Rett Syndrome in South Africa
To those parents learning about Rett Syndrome for the first time, take heart, you are not alone.
Rett Syndrome is a debilitating neuro-developmental disorder that affects approximately 1 in every 10 to 10 thousand girls. It does affect a few boys but this is extremely rare and unfortunately in most instances they don’t usually survive to term.
Boys have one X chromosome and girls have two. This second X chromosome is what helps girls survive to the age of 50 and beyond, though they will require life-long assistance.
Where Rett Syndrome is concerned there is a mutation of the MeCP2 gene which manages 100’s if not 1000’s of other genes. The MeCP2 gene is needed for the ongoing healthy function of the brain and the physical body.
VIDEO: SOLVING RETT SYNDROME
To date more than 200 Rett Syndrome classifications have been identified and are classified by number. The most common of these classifications are R270x, T158M, R106W, R294X, R133C, R168X, R255X, A140V, R306C.
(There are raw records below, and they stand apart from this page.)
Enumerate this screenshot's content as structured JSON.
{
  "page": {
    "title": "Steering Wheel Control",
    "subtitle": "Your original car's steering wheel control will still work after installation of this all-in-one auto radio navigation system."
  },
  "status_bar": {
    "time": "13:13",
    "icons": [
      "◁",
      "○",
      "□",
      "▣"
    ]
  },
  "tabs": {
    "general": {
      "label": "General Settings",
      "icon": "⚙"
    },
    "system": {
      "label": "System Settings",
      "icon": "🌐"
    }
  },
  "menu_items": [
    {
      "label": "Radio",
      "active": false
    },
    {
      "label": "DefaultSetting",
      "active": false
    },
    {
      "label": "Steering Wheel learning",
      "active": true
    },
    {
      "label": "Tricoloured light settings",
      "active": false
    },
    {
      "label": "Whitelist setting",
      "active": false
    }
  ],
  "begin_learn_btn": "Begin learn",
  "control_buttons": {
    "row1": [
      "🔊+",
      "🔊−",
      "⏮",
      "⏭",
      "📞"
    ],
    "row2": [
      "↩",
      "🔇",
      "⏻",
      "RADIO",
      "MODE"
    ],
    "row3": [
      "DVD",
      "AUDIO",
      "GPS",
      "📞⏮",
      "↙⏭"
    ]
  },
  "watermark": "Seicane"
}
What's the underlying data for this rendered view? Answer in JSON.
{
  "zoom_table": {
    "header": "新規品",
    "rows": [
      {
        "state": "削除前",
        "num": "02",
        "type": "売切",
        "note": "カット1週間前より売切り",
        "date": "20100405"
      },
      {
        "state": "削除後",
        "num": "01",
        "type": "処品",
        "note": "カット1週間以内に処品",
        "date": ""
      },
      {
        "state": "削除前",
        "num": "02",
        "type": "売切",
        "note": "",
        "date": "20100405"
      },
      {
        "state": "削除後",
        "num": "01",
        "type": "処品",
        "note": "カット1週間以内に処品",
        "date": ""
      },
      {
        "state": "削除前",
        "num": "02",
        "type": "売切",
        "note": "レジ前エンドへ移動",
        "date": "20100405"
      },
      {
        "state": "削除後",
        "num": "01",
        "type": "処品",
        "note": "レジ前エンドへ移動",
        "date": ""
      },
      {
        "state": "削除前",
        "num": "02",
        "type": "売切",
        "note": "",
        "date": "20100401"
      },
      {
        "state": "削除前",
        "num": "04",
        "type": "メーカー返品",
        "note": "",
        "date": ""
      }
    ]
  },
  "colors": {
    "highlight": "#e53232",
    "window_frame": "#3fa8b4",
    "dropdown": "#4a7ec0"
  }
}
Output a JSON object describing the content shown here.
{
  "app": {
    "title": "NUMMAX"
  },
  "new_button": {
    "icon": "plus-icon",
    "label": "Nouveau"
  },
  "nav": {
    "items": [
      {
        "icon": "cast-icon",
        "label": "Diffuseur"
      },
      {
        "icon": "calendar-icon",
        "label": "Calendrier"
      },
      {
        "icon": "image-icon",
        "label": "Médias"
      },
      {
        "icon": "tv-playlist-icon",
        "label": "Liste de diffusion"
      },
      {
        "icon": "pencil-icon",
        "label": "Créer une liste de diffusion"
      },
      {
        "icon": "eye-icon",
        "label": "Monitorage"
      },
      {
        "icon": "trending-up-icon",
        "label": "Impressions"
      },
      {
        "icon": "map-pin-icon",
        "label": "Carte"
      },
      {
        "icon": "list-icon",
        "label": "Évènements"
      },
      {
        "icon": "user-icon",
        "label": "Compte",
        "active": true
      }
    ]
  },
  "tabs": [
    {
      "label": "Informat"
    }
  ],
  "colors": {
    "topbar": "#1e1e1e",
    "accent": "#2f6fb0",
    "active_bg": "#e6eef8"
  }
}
In South Africa when being provided with the diagnosis you may be given a number such as “p.Thr158Met” This is the mutated gene and would translate to read as “T158M”.
The Rett Syndrome disorder was only discovered during 1966 and it is now believed that many young girls were and still are misdiagnosed as being Autistic or having Cerebral Palsy as well as other similar afflictions such as Parkinson’s disease.
It was also assumed that all Rett Syndrome girls were mentally retarded or brain damaged simply because they were unable to communicate. In light of more recent discoveries it would seem that this is not the case and that most of these angels have perfectly functioning brains in-so-far as intelligence is concerned. It is just their bodies that don’t function correctly.
With a little assistance many of our Rett Syndrome Angels are in fact able to communicate with the help of technology.
Rett Angels suffer from a variety of physical problems and each of these needs to be treated separately and not as a single affliction.
Although as yet there is no cure for Rett in humans, rapid progress is being made via private funding both in the USA and the UK and research has already proved that Rett Syndrome in mice can be reversed.
Your assistance is needed to help fund a cure for Rett’s Angels around the world including your own daughter or relative. To donate please go to The Rett Syndrome Research Trust (USA) or Just Giving for Rett Research (UK). Alternatively, you can make a donation by completing the Donation form at the top right hand side of this page.
We need to stand united with the rest of the world in an effort to find the final cure for Rett Syndrome
RETT SYNDROME SYMPTOMS
Rett Syndrome symptoms are often misdiagnosed
Rett Angels develop completely normally for a period of time although they might reach their various developmental milestones a little late. The onset and severity of symptoms varies quite widely.
- From the age of 6 to 18 months neurological development slows down and they might not gain any new skills. This can continue up until the age of 4 years.
- In some cases starting as early as 9 months, regression sets in and the children begin to lose those skills that they had already attained.
- Normal speech is lost, though they are still able to make sounds such as laughing and crying.
- They will usually begin to wring or flap their hands and will lose fine motor co-ordination.
- Walking becomes more difficult and unsteady and in some cases could be lost altogether.
- These children often hyperventilate and develop other breathing problems such as breath holding.
- They are likely to have panic attacks and fits of screaming or long bouts of crying though there is plenty of laughing as well.
- They become stressed, fearful and over-excited easily which usually leads to periods when their entire body becomes shaky.
- Rett children may show little interest in what is happening around them and avoid eye contact and social interaction with others
- Seizures often develop
- Scoliosis usually occurs, though those children who are able to continue walking have a lesser problem